“You like sweet tea?” he asked, but he said it “swait tay.”

“I’m not much of a tea drinker,” I confessed.

“Northerners don’t hardly know how to make sweet tea. I once had a waitress tell me that I could just add sugar to my tea, like she didn’t understand that the sugar gits cooked right in with the tea.”

Frankly, I didn’t know that either.

In Detroit, I wrote it all down — about his son and his daughter and his cancer and his poverty and sweet tea. I tried to write the phrases exactly as I had heard him say them. Our flight had been less than two hours but he had shared so much with me.
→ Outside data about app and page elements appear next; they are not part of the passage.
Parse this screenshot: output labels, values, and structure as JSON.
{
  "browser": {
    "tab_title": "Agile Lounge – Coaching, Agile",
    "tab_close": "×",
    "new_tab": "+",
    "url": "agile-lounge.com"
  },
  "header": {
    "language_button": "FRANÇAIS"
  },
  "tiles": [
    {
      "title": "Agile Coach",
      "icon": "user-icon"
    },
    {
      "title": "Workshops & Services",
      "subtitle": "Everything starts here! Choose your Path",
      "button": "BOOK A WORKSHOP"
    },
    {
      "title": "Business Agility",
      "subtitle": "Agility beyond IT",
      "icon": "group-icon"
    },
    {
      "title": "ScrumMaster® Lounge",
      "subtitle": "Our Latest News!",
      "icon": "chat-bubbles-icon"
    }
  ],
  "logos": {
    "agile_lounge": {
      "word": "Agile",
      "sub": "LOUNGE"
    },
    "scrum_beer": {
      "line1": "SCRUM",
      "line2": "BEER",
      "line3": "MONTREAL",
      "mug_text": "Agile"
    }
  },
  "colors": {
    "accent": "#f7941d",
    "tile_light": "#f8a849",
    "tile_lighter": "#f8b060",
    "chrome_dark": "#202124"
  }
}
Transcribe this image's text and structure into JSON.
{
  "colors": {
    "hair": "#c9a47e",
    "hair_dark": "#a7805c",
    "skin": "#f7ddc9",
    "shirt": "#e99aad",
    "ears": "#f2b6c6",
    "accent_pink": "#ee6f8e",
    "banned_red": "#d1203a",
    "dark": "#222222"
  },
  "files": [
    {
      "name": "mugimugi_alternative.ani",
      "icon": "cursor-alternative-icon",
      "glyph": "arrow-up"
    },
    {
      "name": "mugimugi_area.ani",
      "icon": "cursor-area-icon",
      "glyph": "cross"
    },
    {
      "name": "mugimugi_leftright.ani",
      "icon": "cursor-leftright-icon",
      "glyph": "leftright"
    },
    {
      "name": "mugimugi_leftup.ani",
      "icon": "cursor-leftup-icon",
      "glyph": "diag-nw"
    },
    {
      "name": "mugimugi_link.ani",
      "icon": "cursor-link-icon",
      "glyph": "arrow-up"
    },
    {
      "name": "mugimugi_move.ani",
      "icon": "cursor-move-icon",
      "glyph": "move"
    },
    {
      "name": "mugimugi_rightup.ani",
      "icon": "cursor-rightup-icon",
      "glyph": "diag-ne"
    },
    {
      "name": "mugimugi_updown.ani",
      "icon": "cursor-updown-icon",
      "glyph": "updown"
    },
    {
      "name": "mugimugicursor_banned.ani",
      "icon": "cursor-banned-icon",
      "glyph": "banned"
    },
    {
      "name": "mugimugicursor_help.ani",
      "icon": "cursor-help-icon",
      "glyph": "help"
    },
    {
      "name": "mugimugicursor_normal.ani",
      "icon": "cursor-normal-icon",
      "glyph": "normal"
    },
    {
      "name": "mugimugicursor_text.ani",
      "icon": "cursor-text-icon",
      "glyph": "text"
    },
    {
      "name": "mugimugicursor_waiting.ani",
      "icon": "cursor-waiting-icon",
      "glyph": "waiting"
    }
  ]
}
I once heard Christian singer Jason Gray tell a story about a mentor that he had. Jason respected his mentor and wanted to be like him.  Jason asked him, “How did you become you?” His answer: pain.

The hardships in our life shape us but they don’t define us. Bruce had known deep sorrow and in our brief encounter had shared some of the difficult times he had known, but he also knew how to embrace life.

I’m thankful I got to sit next to him for that flight and listen to his story.



Augur’s Bookstore

Below is a semi-updated post from January 1, 2014:

davidsons_large1New Year’s Day is like the back room at the old Augur’s Bookstore

In Cooperstown, on the corner of Pioneer and Main, is a bookstore.  Well, it used to be a bookstore.  They still sell books there, but now they also sell  jewelry.  And toys.  And children’s clothes. (see update below for its current usage)

In the old days, it used to be a bookstore that also sold office supplies.

In the left-hand back corner of the store was a display case full of fine writing instruments.  Not 99¢ Bic pens, but Cross pens that were gold or silver, and fountain pens with ink cartridges.  I even think there were bottles of black India ink and blotters.

On the top of that glass case was a display Flair pens of every color imaginable.  I loved to try new colors.

To the left of the back left hand corner, tucked away where it was easy to miss, was a door that led to my favorite room in the whole store.  It might have been my favorite room on all of Main Street Cooperstown.  It was quiet and smelled like paper.

Often there was a man working back there at desk.  He sat with ledger books and an adding machine.  A glance at me over the top of his half-eyes told me that he knew I was there;  then, he would set back to work.

And I would begin my perusal.

Poster-board of many shapes and sizes stood in a rack as I entered.  I never cared much about poster-board.

Blank notebooks were neatly stacked and arranged on a shelf along the whole right-hand wall.  Nice paper, onion skin and bonded paper of varying weights, filled boxes and shelves.  Ledger books stood in one stack, and receipt books made up another.

It was a room of possibility.  Everything was blank, just waiting.  Waiting to be filled with all sorts of words or numbers or pictures.

I miss it.  Because Augur’s now has become more.  More stuff.  Less potential. It’s funny how that works.

But New Year’s Day — it’s like that back room.

Today, I can run my hands over the blank pages of the new year.

And imagine.

2018 update — now the store is called The Beverage Exchange. I went in there for the first time a few days before Christmas to buy a bottle of bourbon that one of my children wanted to give as a gift. Two things I never imagined — that Augur’s would one day become a glorified liquor store, and that I would ever be purchasing bourbon.

I asked to peek in the back room when I was there. I could see the open door and couldn’t resist.

“Sure,” said the store clerk. “That’s where things happen.”

It was part storage, part kitchen. In the evenings, The Beverage Exchange is a cocktail lounge — at least, that’s what the clerk said. A utility sink replaced the man at the desk. Boxes of who-knows-what replaced the countertop stacked with empty notebooks.

It was progress, I suppose.

But I felt sad.

Last year Owen had me for our gift exchange.  Funny how that worked — last year he had me, this year I had him.

Part of his gift to me was two unassuming blank journals.

I have a “thing” for blank journals and I think it can be traced back to Augur’s.

Over 2017, I not only filled the journals that Owen gave me, but I stockpiled a small arsenal of new blank journals.

2018 will be the Year of the Journal. I have so many plans for them.

So much possibility lies in those clean pages.

And in 2018.